● **ABOUT THIS EXERCISE**
Please count the lines below that contain the word "photo", and reply with that number alone.

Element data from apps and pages
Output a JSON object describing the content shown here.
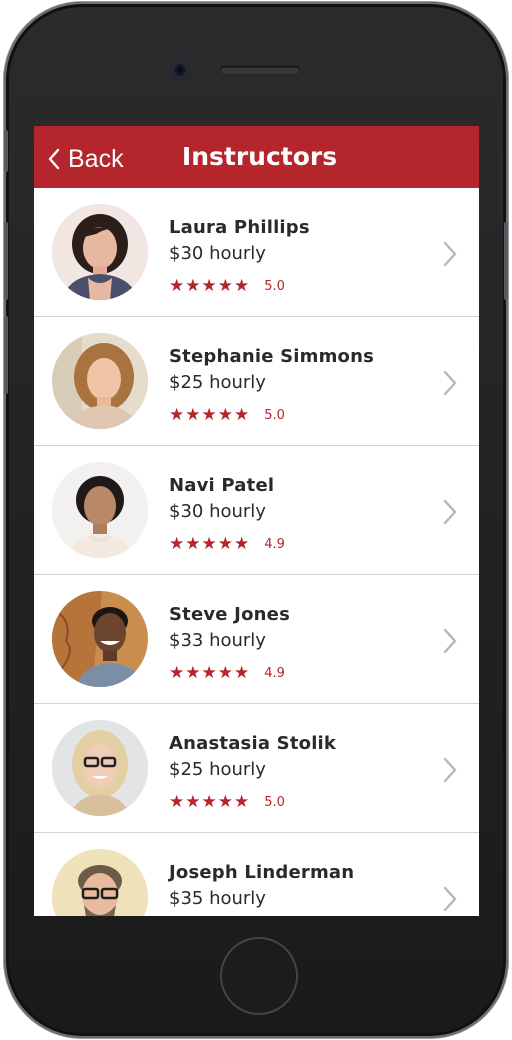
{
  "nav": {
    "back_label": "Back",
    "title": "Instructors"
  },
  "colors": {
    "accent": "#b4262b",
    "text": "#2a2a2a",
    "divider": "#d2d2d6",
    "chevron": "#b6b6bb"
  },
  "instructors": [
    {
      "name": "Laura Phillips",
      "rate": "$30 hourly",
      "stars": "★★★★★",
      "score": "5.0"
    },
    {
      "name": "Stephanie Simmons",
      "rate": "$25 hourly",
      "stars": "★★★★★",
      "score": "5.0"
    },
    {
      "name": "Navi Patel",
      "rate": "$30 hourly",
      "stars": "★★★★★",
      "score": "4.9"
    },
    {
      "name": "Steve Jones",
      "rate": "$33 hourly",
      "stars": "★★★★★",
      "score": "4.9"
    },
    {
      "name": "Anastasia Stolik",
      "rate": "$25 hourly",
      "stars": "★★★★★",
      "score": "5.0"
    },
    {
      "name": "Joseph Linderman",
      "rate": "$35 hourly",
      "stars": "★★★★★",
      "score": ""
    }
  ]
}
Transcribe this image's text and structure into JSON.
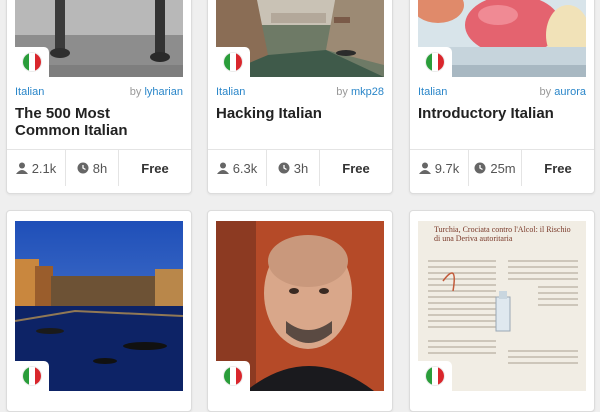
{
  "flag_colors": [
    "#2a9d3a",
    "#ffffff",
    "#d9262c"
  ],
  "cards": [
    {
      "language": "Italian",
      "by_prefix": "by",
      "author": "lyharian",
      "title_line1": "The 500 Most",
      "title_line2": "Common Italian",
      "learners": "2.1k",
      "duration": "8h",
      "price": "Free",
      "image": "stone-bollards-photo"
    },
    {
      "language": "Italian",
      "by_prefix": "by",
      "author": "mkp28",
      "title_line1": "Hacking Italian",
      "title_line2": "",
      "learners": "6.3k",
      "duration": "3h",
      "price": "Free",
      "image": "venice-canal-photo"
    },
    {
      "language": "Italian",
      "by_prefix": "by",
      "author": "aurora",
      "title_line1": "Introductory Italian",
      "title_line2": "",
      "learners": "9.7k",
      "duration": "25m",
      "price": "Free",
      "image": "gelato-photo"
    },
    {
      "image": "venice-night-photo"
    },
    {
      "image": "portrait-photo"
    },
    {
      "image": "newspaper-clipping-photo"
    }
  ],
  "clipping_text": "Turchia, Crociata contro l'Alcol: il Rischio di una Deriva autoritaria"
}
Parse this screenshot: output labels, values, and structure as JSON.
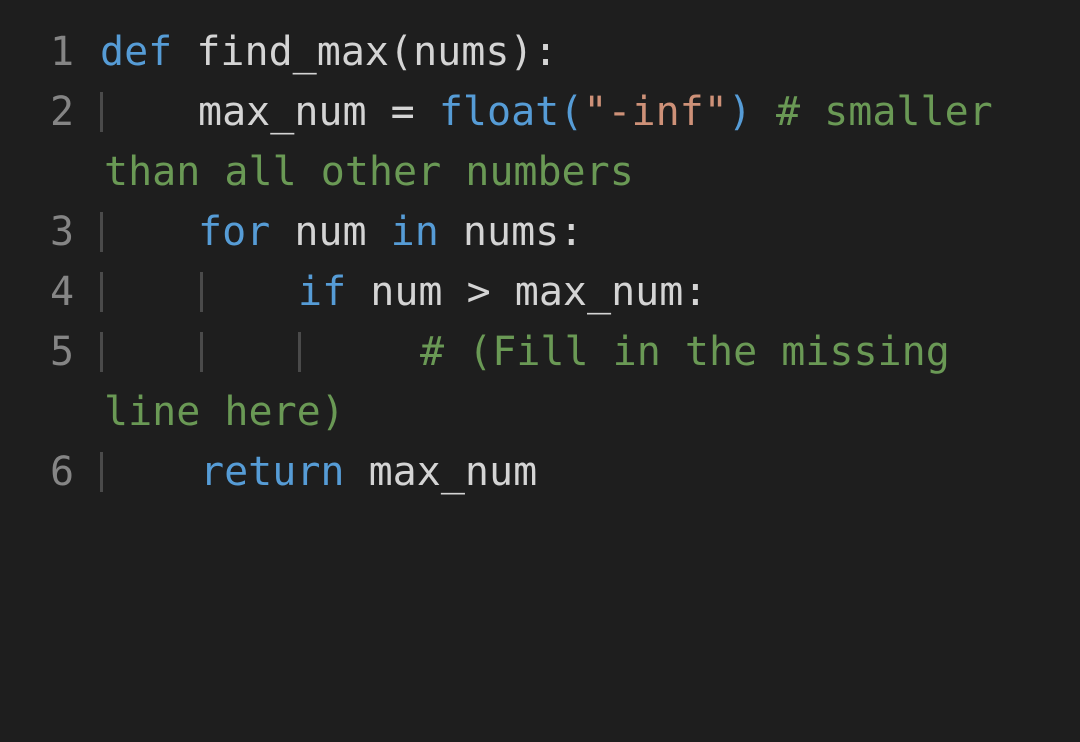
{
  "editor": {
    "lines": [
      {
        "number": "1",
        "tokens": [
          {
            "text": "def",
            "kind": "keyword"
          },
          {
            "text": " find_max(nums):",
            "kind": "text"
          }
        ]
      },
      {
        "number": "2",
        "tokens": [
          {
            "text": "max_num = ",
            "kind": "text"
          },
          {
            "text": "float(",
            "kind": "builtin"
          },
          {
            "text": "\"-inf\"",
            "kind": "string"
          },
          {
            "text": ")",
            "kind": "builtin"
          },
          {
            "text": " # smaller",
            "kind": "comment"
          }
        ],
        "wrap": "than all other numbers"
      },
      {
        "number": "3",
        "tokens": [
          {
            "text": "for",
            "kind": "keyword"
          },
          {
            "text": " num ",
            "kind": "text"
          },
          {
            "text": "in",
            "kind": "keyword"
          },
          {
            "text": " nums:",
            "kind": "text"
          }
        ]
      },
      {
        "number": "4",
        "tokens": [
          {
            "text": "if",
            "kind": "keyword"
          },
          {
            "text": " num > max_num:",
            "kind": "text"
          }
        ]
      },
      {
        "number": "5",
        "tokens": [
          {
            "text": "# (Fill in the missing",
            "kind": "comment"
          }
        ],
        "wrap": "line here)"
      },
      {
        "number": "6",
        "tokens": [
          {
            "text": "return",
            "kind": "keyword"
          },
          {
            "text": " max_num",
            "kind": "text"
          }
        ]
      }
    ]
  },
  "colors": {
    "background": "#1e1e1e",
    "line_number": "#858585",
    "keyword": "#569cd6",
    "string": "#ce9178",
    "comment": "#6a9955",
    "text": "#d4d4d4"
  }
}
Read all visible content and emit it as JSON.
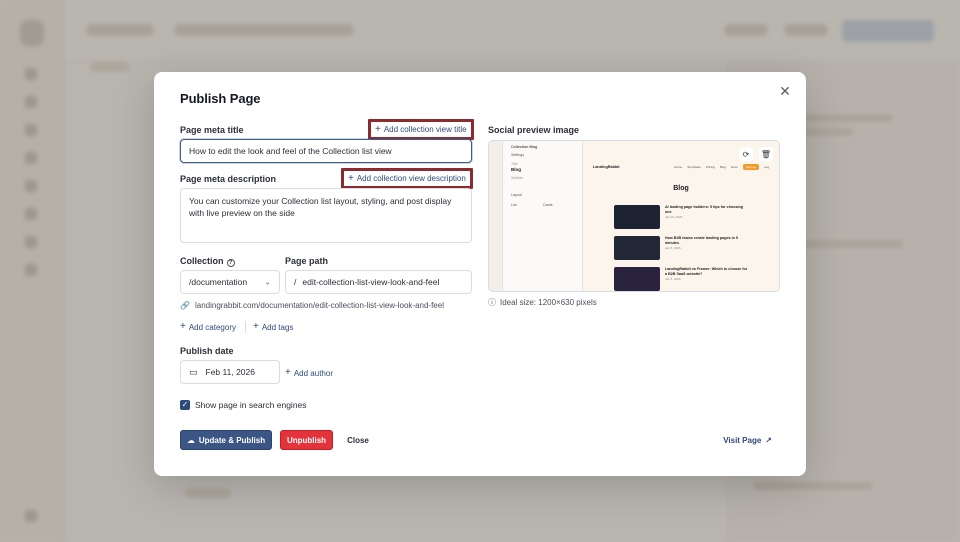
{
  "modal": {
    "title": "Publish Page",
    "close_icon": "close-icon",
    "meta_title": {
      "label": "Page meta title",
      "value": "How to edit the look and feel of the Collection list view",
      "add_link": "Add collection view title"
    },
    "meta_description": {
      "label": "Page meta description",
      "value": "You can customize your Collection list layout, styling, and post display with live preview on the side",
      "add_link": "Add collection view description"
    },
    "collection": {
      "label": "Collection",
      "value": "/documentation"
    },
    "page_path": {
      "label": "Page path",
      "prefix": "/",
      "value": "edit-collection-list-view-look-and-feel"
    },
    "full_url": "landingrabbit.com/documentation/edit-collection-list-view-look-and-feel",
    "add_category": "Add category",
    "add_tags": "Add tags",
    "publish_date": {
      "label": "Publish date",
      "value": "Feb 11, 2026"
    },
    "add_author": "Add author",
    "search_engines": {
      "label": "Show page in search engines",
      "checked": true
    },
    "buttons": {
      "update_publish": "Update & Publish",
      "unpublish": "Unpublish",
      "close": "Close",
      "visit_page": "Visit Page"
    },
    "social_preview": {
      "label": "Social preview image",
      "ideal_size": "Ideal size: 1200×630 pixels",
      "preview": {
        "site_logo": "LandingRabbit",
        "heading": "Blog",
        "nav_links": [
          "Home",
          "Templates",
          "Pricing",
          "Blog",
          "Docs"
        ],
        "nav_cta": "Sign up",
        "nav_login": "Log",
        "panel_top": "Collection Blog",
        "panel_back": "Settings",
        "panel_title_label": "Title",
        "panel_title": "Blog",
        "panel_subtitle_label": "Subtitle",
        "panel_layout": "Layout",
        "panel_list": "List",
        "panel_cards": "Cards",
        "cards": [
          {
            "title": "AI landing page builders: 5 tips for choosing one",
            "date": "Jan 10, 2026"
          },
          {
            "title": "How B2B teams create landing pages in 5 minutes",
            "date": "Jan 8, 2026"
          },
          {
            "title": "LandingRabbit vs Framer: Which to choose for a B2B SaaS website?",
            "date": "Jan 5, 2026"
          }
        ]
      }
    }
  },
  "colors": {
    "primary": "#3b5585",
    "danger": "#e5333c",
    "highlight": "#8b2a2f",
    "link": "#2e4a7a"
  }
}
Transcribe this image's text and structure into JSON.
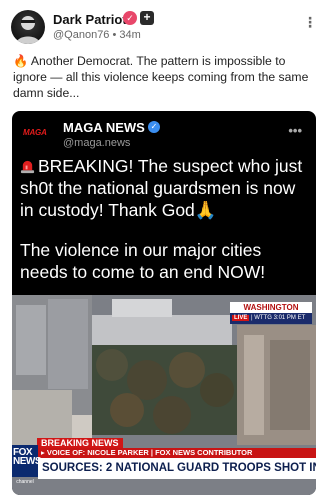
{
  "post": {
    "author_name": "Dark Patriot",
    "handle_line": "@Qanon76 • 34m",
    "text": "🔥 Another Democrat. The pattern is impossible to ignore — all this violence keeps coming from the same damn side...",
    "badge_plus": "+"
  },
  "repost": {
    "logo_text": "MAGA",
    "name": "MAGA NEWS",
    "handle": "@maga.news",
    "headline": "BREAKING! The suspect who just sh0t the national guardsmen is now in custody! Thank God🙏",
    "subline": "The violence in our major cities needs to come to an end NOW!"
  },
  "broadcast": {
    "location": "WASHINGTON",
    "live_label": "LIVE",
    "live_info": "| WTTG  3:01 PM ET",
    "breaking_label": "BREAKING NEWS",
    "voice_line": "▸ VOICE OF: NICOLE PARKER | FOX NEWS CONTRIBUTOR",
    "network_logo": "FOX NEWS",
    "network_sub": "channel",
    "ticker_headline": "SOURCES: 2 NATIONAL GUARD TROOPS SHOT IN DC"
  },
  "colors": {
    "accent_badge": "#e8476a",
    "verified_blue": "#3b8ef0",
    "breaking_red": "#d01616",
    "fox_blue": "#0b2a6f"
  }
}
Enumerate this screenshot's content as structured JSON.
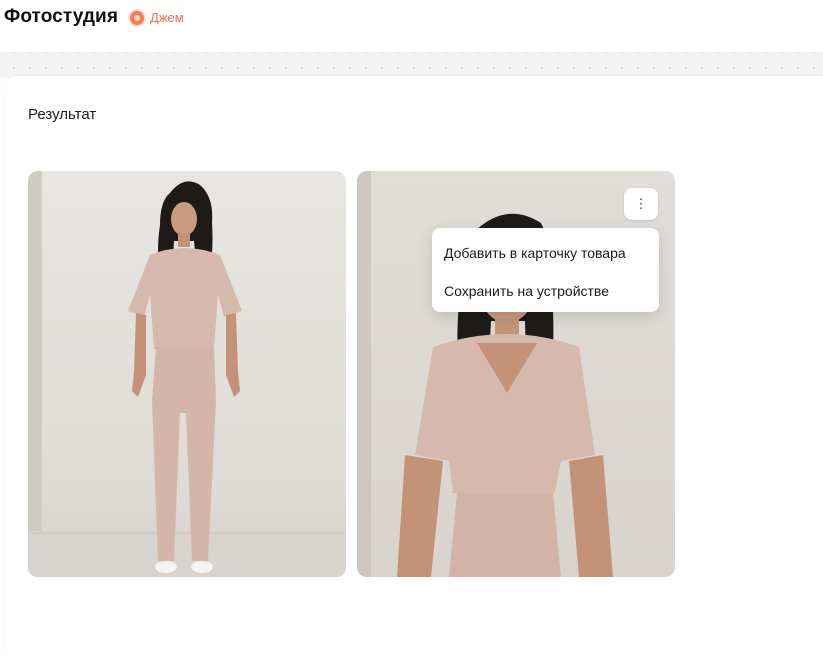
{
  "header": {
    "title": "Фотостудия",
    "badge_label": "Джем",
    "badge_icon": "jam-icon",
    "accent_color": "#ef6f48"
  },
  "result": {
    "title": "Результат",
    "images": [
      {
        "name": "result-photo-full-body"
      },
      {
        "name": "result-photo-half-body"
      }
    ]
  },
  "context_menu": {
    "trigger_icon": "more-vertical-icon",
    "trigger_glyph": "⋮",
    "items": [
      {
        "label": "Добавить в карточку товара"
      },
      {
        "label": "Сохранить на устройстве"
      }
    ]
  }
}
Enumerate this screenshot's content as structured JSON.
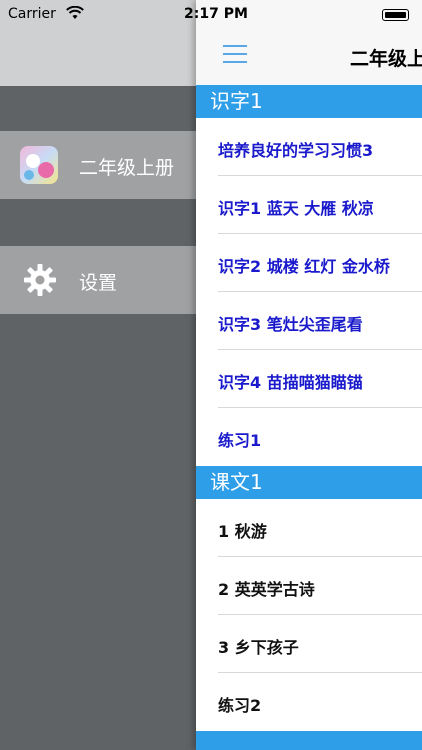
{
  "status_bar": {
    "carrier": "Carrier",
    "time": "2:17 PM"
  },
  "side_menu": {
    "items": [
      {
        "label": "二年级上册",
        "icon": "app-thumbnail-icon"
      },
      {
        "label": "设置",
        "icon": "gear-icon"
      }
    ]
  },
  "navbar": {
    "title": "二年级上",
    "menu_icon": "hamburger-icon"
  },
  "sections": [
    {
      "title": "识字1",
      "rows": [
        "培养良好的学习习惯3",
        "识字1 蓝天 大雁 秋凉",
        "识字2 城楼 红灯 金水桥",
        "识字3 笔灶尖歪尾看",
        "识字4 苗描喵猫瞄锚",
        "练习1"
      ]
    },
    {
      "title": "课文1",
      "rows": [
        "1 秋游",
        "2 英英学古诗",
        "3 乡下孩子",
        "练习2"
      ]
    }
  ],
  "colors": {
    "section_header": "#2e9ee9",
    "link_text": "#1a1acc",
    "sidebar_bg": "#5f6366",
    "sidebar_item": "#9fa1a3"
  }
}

● **RESPONSE FOR THIS EXERCISE**
8